INSTRUCTIONS FOR THE TASK: Below are records; count how many of their lines contain the word "addresses" and give the number alone.

DATASET EXTRACT:
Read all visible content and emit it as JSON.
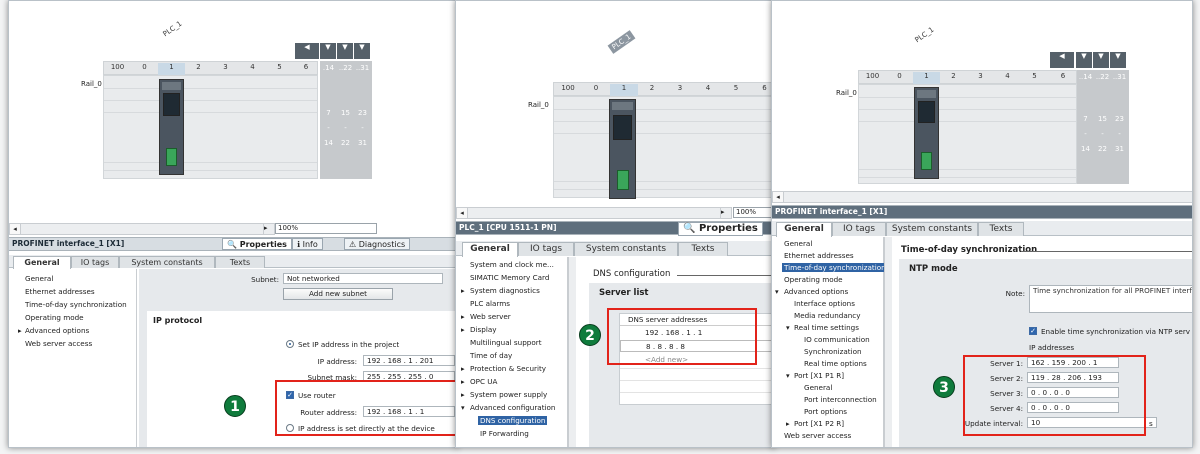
{
  "panel1": {
    "device_label": "PLC_1",
    "rail_label": "Rail_0",
    "slots": [
      "100",
      "0",
      "1",
      "2",
      "3",
      "4",
      "5",
      "6"
    ],
    "ext_cols": [
      ".14",
      "..22",
      "..31"
    ],
    "ext_nums": [
      [
        "7",
        "15",
        "23"
      ],
      [
        "-",
        "-",
        "-"
      ],
      [
        "14",
        "22",
        "31"
      ]
    ],
    "zoom": "100%",
    "title": "PROFINET interface_1 [X1]",
    "prop_tabs": [
      "Properties",
      "Info",
      "Diagnostics"
    ],
    "tabs": [
      "General",
      "IO tags",
      "System constants",
      "Texts"
    ],
    "nav": [
      "General",
      "Ethernet addresses",
      "Time-of-day synchronization",
      "Operating mode",
      "Advanced options",
      "Web server access"
    ],
    "subnet_label": "Subnet:",
    "subnet_value": "Not networked",
    "add_subnet": "Add new subnet",
    "section_title": "IP protocol",
    "radio_set_ip": "Set IP address in the project",
    "ip_label": "IP address:",
    "ip": [
      "192",
      ".",
      "168",
      ".",
      "1",
      ".",
      "201"
    ],
    "mask_label": "Subnet mask:",
    "mask": [
      "255",
      ".",
      "255",
      ".",
      "255",
      ".",
      "0"
    ],
    "use_router": "Use router",
    "router_label": "Router address:",
    "router": [
      "192",
      ".",
      "168",
      ".",
      "1",
      ".",
      "1"
    ],
    "radio_device": "IP address is set directly at the device",
    "badge": "1"
  },
  "panel2": {
    "device_label": "PLC_1",
    "rail_label": "Rail_0",
    "slots": [
      "100",
      "0",
      "1",
      "2",
      "3",
      "4",
      "5",
      "6"
    ],
    "zoom": "100%",
    "title": "PLC_1 [CPU 1511-1 PN]",
    "prop_tab": "Properties",
    "tabs": [
      "General",
      "IO tags",
      "System constants",
      "Texts"
    ],
    "nav": [
      "System and clock me...",
      "SIMATIC Memory Card",
      "System diagnostics",
      "PLC alarms",
      "Web server",
      "Display",
      "Multilingual support",
      "Time of day",
      "Protection & Security",
      "OPC UA",
      "System power supply",
      "Advanced configuration",
      "DNS configuration",
      "IP Forwarding"
    ],
    "section_title": "DNS configuration",
    "server_list": "Server list",
    "dns_header": "DNS server addresses",
    "dns_rows": [
      [
        "192",
        ".",
        "168",
        ".",
        "1",
        ".",
        "1"
      ],
      [
        "8",
        ".",
        "8",
        ".",
        "8",
        ".",
        "8"
      ]
    ],
    "add_new": "<Add new>",
    "badge": "2"
  },
  "panel3": {
    "device_label": "PLC_1",
    "rail_label": "Rail_0",
    "slots": [
      "100",
      "0",
      "1",
      "2",
      "3",
      "4",
      "5",
      "6"
    ],
    "ext_cols": [
      "..14",
      "..22",
      "..31"
    ],
    "ext_nums": [
      [
        "7",
        "15",
        "23"
      ],
      [
        "-",
        "-",
        "-"
      ],
      [
        "14",
        "22",
        "31"
      ]
    ],
    "title": "PROFINET interface_1 [X1]",
    "tabs": [
      "General",
      "IO tags",
      "System constants",
      "Texts"
    ],
    "nav": [
      "General",
      "Ethernet addresses",
      "Time-of-day synchronization",
      "Operating mode",
      "Advanced options",
      "Interface options",
      "Media redundancy",
      "Real time settings",
      "IO communication",
      "Synchronization",
      "Real time options",
      "Port [X1 P1 R]",
      "General",
      "Port interconnection",
      "Port options",
      "Port [X1 P2 R]",
      "Web server access"
    ],
    "section_title": "Time-of-day synchronization",
    "subsection": "NTP mode",
    "note_label": "Note:",
    "note_text": "Time synchronization for all PROFINET interfac",
    "enable_ntp": "Enable time synchronization via NTP serv",
    "ip_addresses": "IP addresses",
    "servers": [
      {
        "label": "Server 1:",
        "v": [
          "162",
          ".",
          "159",
          ".",
          "200",
          ".",
          "1"
        ]
      },
      {
        "label": "Server 2:",
        "v": [
          "119",
          ".",
          "28",
          ".",
          "206",
          ".",
          "193"
        ]
      },
      {
        "label": "Server 3:",
        "v": [
          "0",
          ".",
          "0",
          ".",
          "0",
          ".",
          "0"
        ]
      },
      {
        "label": "Server 4:",
        "v": [
          "0",
          ".",
          "0",
          ".",
          "0",
          ".",
          "0"
        ]
      }
    ],
    "interval_label": "Update interval:",
    "interval_value": "10",
    "interval_unit": "s",
    "badge": "3"
  },
  "colors": {
    "highlight": "#e2231a",
    "badge": "#0f7b3c",
    "selection": "#2f63a4"
  }
}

TASK ANSWER: 4